Filmmaker Miike Takashi, in common with his protagonists, takes a licking but keeps on ticking. Blade of the Immortal, Miike’s latest to reach the U.S. and his 100th directorial effort, does not appreciably break new ground in its story of a Shogunate-era samurai named Manji (Kimura Takuya) — not even when Manji meets Yaobikuni, a ghostly 800-year-old woman in a white hooded robe, who curses him with immortality.
Manji is in the midst of tangling with about 100 plug-uglies when his eternal life kicks in, courtesy the “sacred bloodworms of the Holy Lama” put into his body by the witch. He kills all his enemies even after losing a hand and an eye (the hand grows back), setting the pattern for the rest of the movie, in which he adopts an orphaned teenage girl (Sugisaki Hana) and helps her avenge her parents’ deaths. Cue extras dropping like flies, plus anachronistic hairstyles and makeup.

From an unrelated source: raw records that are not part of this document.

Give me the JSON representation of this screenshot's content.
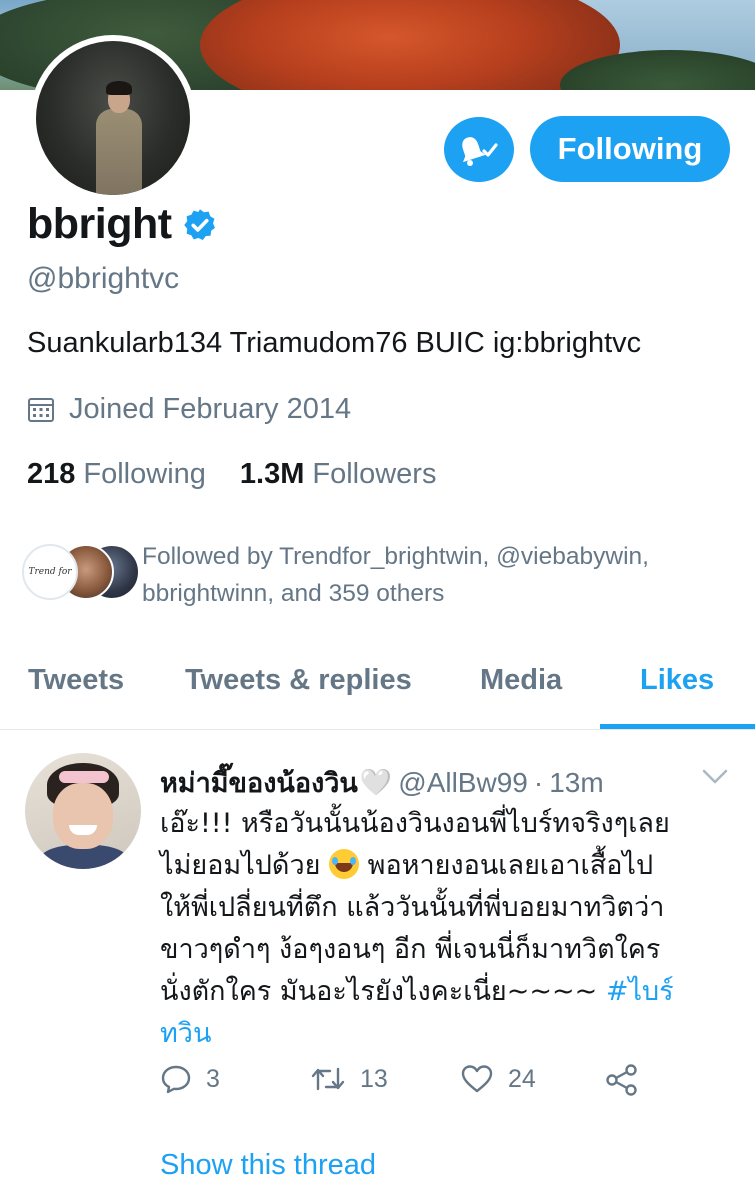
{
  "profile": {
    "display_name": "bbright",
    "handle": "@bbrightvc",
    "bio": "Suankularb134 Triamudom76 BUIC ig:bbrightvc",
    "joined": "Joined February 2014",
    "following_count": "218",
    "following_label": "Following",
    "followers_count": "1.3M",
    "followers_label": "Followers",
    "verified": true
  },
  "actions": {
    "follow_button_label": "Following",
    "notifications_icon": "bell-check-icon"
  },
  "followed_by": {
    "text_line1": "Followed by Trendfor_brightwin, @viebabywin,",
    "text_line2": "bbrightwinn, and 359 others",
    "first_avatar_text": "Trend for"
  },
  "tabs": [
    {
      "label": "Tweets",
      "active": false
    },
    {
      "label": "Tweets & replies",
      "active": false
    },
    {
      "label": "Media",
      "active": false
    },
    {
      "label": "Likes",
      "active": true
    }
  ],
  "tweet": {
    "author_name": "หม่ามี๊ของน้องวิน",
    "author_heart": "🤍",
    "author_handle": "@AllBw99",
    "dot": "·",
    "time": "13m",
    "lines": [
      "เอ๊ะ!!! หรือวันนั้นน้องวินงอนพี่ไบร์ทจริงๆเลย",
      "ไม่ยอมไปด้วย",
      "พอหายงอนเลยเอาเสื้อไป",
      "ให้พี่เปลี่ยนที่ตึก แล้ววันนั้นที่พี่บอยมาทวิตว่า",
      "ขาวๆดำๆ ง้อๆงอนๆ อีก พี่เจนนี่ก็มาทวิตใคร",
      "นั่งตักใคร มันอะไรยังไงคะเนี่ย~~~~",
      "#ไบร์",
      "ทวิน"
    ],
    "reply_count": "3",
    "retweet_count": "13",
    "like_count": "24",
    "show_thread_label": "Show this thread"
  },
  "colors": {
    "accent": "#1da1f2",
    "text_primary": "#14171a",
    "text_secondary": "#657786",
    "divider": "#e1e8ed"
  }
}
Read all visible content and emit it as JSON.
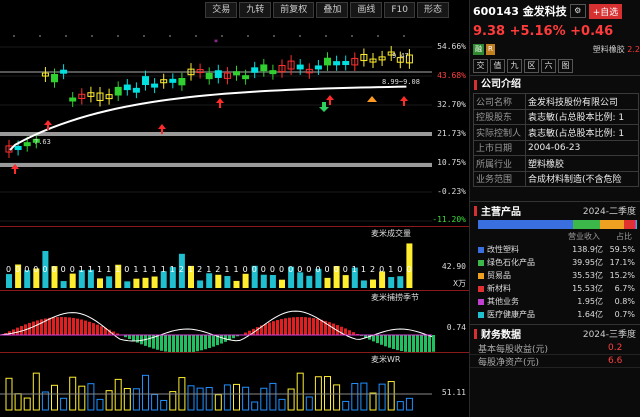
{
  "toolbar": [
    "交易",
    "九转",
    "前复权",
    "叠加",
    "画线",
    "F10",
    "形态"
  ],
  "main_chart": {
    "axis_labels": [
      "54.66%",
      "43.68%",
      "32.70%",
      "21.73%",
      "10.75%",
      "-0.23%",
      "-11.20%"
    ],
    "high_label": "9.47",
    "low_label": "7.63",
    "range_label": "8.99~9.08"
  },
  "volume_panel": {
    "title": "麦米成交量",
    "axis_value": "42.90",
    "unit": "X万",
    "digits": "0000000011111011111212121100000000000011201002"
  },
  "season_panel": {
    "title": "麦米捕捞季节",
    "axis_value": "0.74"
  },
  "wr_panel": {
    "title": "麦米WR",
    "axis_value": "51.11"
  },
  "stock": {
    "code_name": "600143 金发科技",
    "price": "9.38",
    "change_pct": "+5.16%",
    "change": "+0.46",
    "add_button": "+自选",
    "tags": [
      "融",
      "R"
    ],
    "sector_name": "塑料橡胶",
    "sector_value": "2.2"
  },
  "quick_buttons": [
    "交",
    "值",
    "九",
    "区",
    "六",
    "图"
  ],
  "company": {
    "title": "公司介绍",
    "rows": [
      {
        "k": "公司名称",
        "v": "金发科技股份有限公司"
      },
      {
        "k": "控股股东",
        "v": "袁志敏(占总股本比例: 1"
      },
      {
        "k": "实际控制人",
        "v": "袁志敏(占总股本比例: 1"
      },
      {
        "k": "上市日期",
        "v": "2004-06-23"
      },
      {
        "k": "所属行业",
        "v": "塑料橡胶"
      },
      {
        "k": "业务范围",
        "v": "合成材料制造(不含危险"
      }
    ]
  },
  "products": {
    "title": "主营产品",
    "period": "2024-二季度",
    "col_headers": [
      "",
      "营业收入",
      "占比"
    ],
    "rows": [
      {
        "name": "改性塑料",
        "revenue": "138.9亿",
        "pct": "59.5%",
        "color": "#3a6fe0"
      },
      {
        "name": "绿色石化产品",
        "revenue": "39.95亿",
        "pct": "17.1%",
        "color": "#3cb84a"
      },
      {
        "name": "贸易品",
        "revenue": "35.53亿",
        "pct": "15.2%",
        "color": "#f0a020"
      },
      {
        "name": "新材料",
        "revenue": "15.53亿",
        "pct": "6.7%",
        "color": "#e03030"
      },
      {
        "name": "其他业务",
        "revenue": "1.95亿",
        "pct": "0.8%",
        "color": "#c040d0"
      },
      {
        "name": "医疗健康产品",
        "revenue": "1.64亿",
        "pct": "0.7%",
        "color": "#20c0d0"
      }
    ]
  },
  "finance": {
    "title": "财务数据",
    "period": "2024-三季度",
    "rows": [
      {
        "k": "基本每股收益(元)",
        "v": "0.2"
      },
      {
        "k": "每股净资产(元)",
        "v": "6.6"
      }
    ]
  }
}
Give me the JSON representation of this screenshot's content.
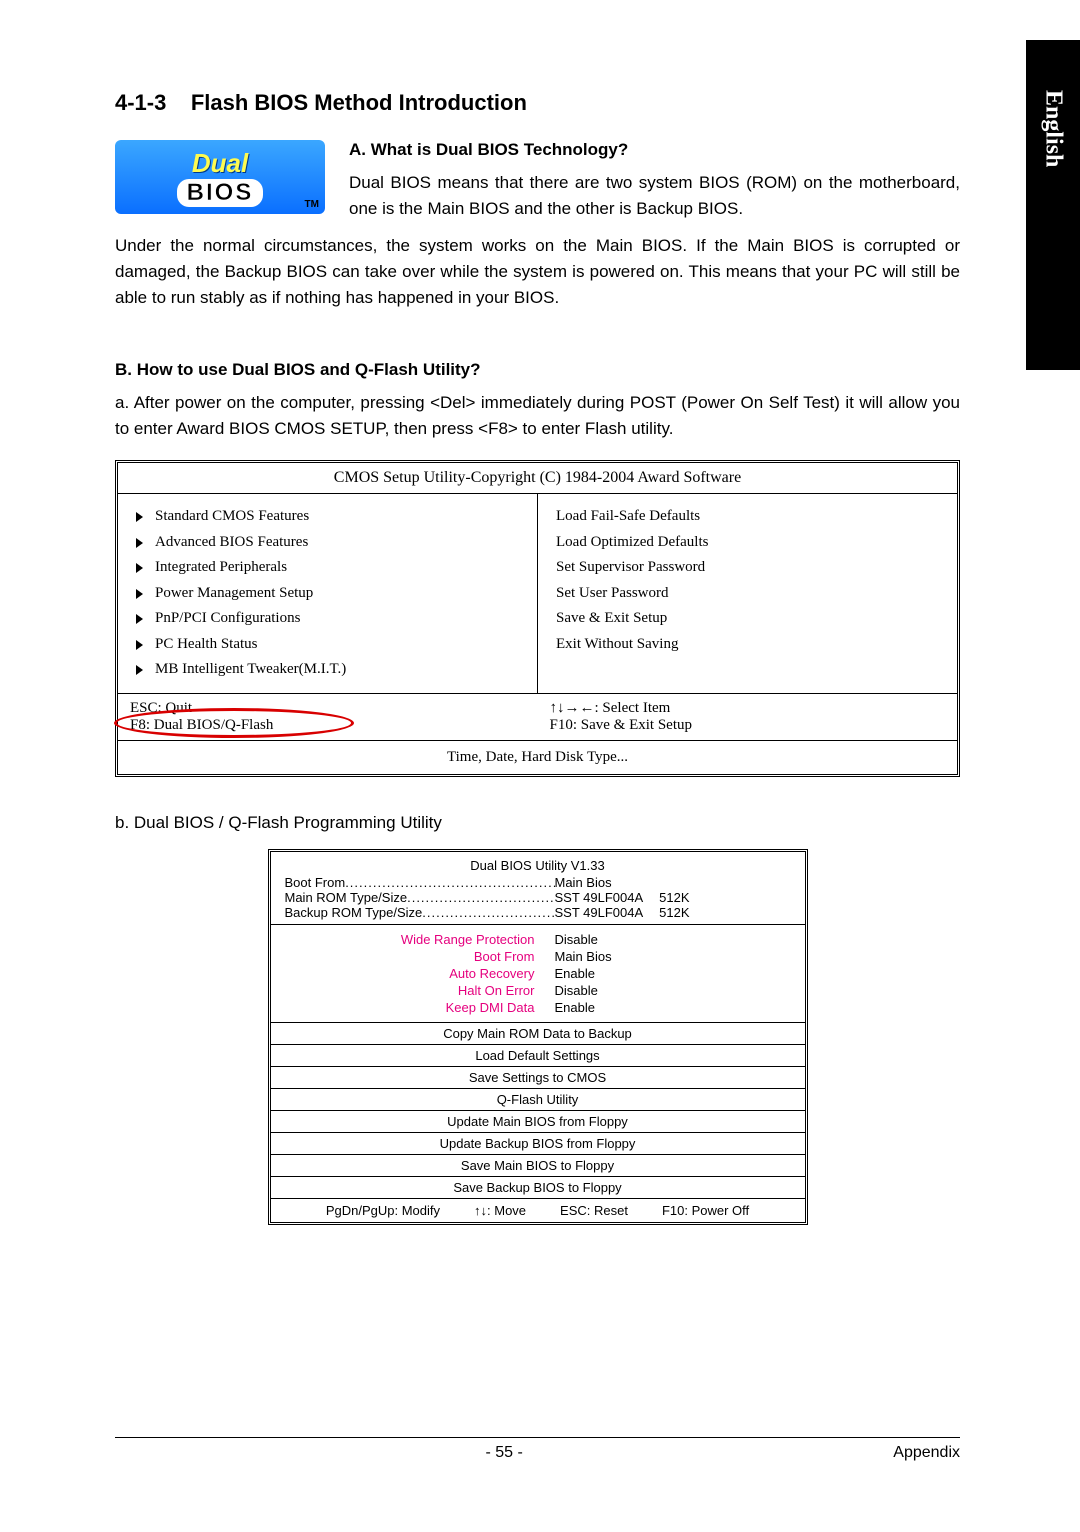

The 57-year-old Miike became the object of cult adulation with such grotesqueries as Audition, Ichi the Killer, and the Dead or Alive films, but his fans are not all pimple-faced adolescent geeks with macho daydreams. Plenty of pimple-faced adult geeks admire his radiant production values and unapologetic taste for shock. The ever-popular chanbara swordfight films are an international genre staple at film festivals and art houses. Miike has a flair for depicting cruelty and violence, and such talent is usually rewarded, especially in the service of tales of strife-filled ancient Japan.
Movie and pop music star Kimura turns in a standard-brand action-hero acting job, but the cynosure of all eyes are Fukushi Sôta as a baddie with rock-star looks, and Toda Erika as a female warrior. The mood of the film is unremittingly somber. For Miike, bloodletting is a philosophical exercise. As such, Blade of the Immortal is not recommended for beginners.
Blade of the Immortal
Directed by Miike Takashi. With Kimura Takuya and Sugisaki Hana. Opens Friday.